Mumbai: It is a mistake to assume that the condition of a “dilapidated” building only affects the owner of the building and its occupants since a building collapse poses danger to others in the vicinity as well, observed the Bombay High Court while dismissing a petition.
The plea was filed by a society in suburban Andheri challenging the report of Technical Advisory Committee (TAC) declaring the buildings as C-1 category and requiring it to be evacuated and pulled down immediately.
Building collapse can affect anyone in near vicinity
A division bench of Justices Gautam Patel and Kamal Khata on Tuesday observed: “The mistake…. is to assume that the condition of a building only affects the owner of the building and its occupants. That is far from the truth. Almost anywhere in Mumbai a building collapse poses danger to others in the vicinity, including passers-by. That is the larger interest to be served.”
The judges noted that it is not possible to substitute the opinion of a Technical Advisory Committee (TAC) with an opinion of a court, since TAC comprises experts in the field.
The court was hearing a petition filed by Andheri Purab Paschim Cooperative Housing Society Ltd. challenging the notice issued by the BMC. The society, comprising two buildings of ground plus seven floors and other ground plus six floors at Gilbert Hill Road, claimed that their buildings were structurally sound.
In February this year, the HC granted relief to the society on similar notice by the BMC after the occupants claimed that the buildings were otherwise structurally sound.
It alleged that the buildings were being declared as structurally unsafe and were being ordered to be pulled down “at the instance of rapacious landlords and property owners with the active connivance of municipal officials”. The court at the time had clarified that the occupants were residing at “their own risk” and that “no one shall be held responsible for any mishap”.

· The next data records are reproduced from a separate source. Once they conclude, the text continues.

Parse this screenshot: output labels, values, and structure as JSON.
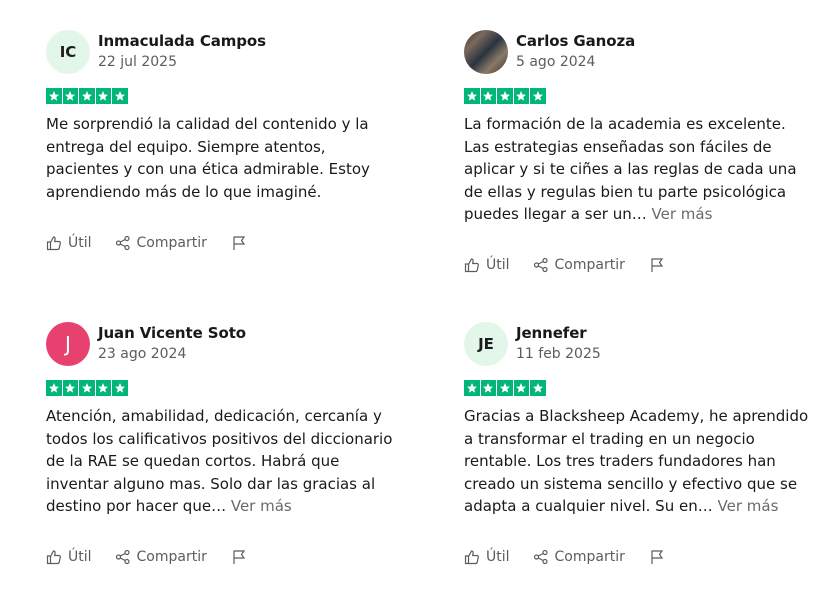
{
  "colors": {
    "star_green": "#00b67a",
    "text": "#191919",
    "muted": "#5c5c5c",
    "avatar_pink": "#e7426f",
    "avatar_light": "#e3f6ea"
  },
  "reviews": [
    {
      "initials": "IC",
      "avatar_style": "light",
      "name": "Inmaculada Campos",
      "date": "22 jul 2025",
      "rating": 5,
      "text": "Me sorprendió la calidad del contenido y la entrega del equipo. Siempre atentos, pacientes y con una ética admirable. Estoy aprendiendo más de lo que imaginé.",
      "more": "",
      "useful_label": "Útil",
      "share_label": "Compartir"
    },
    {
      "initials": "",
      "avatar_style": "photo",
      "name": "Carlos Ganoza",
      "date": "5 ago 2024",
      "rating": 5,
      "text": "La formación de la academia es excelente. Las estrategias enseñadas son fáciles de aplicar y si te ciñes a las reglas de cada una de ellas y regulas bien tu parte psicológica puedes llegar a ser un…",
      "more": "Ver más",
      "useful_label": "Útil",
      "share_label": "Compartir"
    },
    {
      "initials": "J",
      "avatar_style": "pink",
      "name": "Juan Vicente Soto",
      "date": "23 ago 2024",
      "rating": 5,
      "text": "Atención, amabilidad, dedicación, cercanía y todos los calificativos positivos del diccionario de la RAE se quedan cortos. Habrá que inventar alguno mas. Solo dar las gracias al destino por hacer que…",
      "more": "Ver más",
      "useful_label": "Útil",
      "share_label": "Compartir"
    },
    {
      "initials": "JE",
      "avatar_style": "light",
      "name": "Jennefer",
      "date": "11 feb 2025",
      "rating": 5,
      "text": "Gracias a Blacksheep Academy, he aprendido a transformar el trading en un negocio rentable. Los tres traders fundadores han creado un sistema sencillo y efectivo que se adapta a cualquier nivel. Su en…",
      "more": "Ver más",
      "useful_label": "Útil",
      "share_label": "Compartir"
    }
  ]
}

BMC issued notice prompting society to approach HC
Early this year, the BMC issued a notice prompting the society to approach HC. The bench noted that when there are conflicting reports regarding structural stability, a third report is commissioned by the TAC. It comprises experts from the BMC itself.
The court emphasised that “it is not possible to substitute the opinion of a TAC with an opinion of a court”. A court cannot resolve the factual dispute about the structural condition of the building, the bench said. “We are not structural engineers. We are not equipped to answer questions like these. That is why the whole edifice of the TAC was created.”
To allay the fear of the occupants, the court also assured that there it is a well-settled principle that tenancies and occupancies are not eradicated and do not vanish because a building is brought down for redevelopment.